- INSTRUCTIONS TO FOLLOW
Copy every line in the records below that contains the word "price".

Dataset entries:
......
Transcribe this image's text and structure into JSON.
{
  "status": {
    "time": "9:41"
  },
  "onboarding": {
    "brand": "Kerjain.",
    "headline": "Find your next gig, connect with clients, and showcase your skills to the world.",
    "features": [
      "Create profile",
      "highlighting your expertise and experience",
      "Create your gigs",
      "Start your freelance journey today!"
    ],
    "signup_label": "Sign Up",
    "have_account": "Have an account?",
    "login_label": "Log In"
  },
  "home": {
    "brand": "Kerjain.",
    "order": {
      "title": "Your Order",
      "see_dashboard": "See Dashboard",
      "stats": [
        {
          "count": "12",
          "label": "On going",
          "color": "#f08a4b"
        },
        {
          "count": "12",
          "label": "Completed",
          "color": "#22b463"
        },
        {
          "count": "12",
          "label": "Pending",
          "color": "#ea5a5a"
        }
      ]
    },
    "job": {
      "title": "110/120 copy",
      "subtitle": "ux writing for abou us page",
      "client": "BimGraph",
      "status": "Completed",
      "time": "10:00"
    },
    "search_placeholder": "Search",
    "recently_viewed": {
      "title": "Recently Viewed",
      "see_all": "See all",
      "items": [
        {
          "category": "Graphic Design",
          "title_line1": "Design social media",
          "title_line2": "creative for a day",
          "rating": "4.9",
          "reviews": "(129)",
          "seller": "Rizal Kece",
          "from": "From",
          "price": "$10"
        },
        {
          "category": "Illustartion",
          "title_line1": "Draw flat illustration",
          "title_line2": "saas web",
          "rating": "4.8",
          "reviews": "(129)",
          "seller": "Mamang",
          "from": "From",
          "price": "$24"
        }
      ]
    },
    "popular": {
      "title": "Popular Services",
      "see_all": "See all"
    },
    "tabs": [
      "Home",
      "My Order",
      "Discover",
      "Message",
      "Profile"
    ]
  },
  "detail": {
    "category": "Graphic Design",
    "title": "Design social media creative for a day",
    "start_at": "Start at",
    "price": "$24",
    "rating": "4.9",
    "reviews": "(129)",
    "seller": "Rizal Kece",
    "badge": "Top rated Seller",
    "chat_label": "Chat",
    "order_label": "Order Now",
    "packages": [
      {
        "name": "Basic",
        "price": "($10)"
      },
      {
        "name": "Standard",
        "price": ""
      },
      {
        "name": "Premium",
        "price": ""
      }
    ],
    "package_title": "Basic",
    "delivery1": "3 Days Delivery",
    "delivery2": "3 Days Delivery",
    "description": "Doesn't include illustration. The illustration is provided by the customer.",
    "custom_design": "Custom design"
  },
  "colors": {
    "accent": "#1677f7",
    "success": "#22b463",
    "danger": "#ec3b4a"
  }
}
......
- YOUR SOLUTION
          "price": "$10"
          "price": "$24"
    "price": "$24",
        "price": "($10)"
        "price": ""
        "price": ""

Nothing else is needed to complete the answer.